**To do**.
Tally the lines below that contain the word "Канопа", then give the tally and nothing more.

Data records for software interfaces
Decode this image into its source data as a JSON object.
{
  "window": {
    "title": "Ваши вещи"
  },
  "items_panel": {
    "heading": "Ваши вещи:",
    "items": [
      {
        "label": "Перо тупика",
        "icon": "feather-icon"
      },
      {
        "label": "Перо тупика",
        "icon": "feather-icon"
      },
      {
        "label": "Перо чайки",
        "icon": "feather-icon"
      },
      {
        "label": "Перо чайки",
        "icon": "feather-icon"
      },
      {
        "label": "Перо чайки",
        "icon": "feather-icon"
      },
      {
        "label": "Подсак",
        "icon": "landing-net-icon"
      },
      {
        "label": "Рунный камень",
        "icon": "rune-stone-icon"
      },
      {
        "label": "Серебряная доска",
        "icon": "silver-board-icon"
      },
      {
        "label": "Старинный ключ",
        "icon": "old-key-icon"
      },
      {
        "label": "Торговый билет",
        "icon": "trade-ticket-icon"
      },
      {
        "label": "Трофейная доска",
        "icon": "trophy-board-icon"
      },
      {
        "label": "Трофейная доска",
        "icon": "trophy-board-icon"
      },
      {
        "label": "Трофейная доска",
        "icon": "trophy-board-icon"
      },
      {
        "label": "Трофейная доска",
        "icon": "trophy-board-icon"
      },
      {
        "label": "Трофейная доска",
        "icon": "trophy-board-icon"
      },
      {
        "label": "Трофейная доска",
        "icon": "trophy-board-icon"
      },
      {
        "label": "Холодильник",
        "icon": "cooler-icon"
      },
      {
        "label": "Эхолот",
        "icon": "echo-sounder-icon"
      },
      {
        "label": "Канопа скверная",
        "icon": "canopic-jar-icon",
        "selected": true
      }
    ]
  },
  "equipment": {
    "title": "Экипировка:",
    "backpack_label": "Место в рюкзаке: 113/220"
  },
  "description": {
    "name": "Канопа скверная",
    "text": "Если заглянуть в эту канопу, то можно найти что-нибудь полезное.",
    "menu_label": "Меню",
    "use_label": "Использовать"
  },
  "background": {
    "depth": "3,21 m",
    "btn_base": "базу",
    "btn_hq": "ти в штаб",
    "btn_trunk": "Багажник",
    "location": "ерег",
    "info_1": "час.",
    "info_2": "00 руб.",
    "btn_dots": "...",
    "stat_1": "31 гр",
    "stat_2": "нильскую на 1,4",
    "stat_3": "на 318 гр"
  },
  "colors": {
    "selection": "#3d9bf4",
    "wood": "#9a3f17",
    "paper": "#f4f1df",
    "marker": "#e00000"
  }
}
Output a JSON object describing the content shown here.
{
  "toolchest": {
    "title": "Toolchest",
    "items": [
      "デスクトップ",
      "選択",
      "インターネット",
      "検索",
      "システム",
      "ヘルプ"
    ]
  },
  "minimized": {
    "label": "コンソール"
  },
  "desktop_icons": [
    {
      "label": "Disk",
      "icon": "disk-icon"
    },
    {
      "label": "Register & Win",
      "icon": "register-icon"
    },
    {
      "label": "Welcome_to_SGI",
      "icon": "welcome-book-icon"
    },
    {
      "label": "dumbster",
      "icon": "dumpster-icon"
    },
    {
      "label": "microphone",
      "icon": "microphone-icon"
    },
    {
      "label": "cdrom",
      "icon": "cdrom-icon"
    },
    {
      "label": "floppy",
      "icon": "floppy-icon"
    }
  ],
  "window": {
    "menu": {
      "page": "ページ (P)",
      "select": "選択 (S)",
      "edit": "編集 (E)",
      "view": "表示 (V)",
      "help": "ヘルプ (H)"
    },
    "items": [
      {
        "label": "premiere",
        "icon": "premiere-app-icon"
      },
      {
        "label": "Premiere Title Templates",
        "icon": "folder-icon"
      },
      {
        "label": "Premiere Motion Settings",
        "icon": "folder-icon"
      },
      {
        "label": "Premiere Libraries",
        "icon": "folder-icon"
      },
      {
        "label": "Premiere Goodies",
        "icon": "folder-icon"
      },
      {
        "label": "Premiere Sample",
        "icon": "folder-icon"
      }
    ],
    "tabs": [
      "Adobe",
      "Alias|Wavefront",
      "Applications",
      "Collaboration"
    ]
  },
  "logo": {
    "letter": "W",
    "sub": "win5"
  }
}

**Written answer**.
2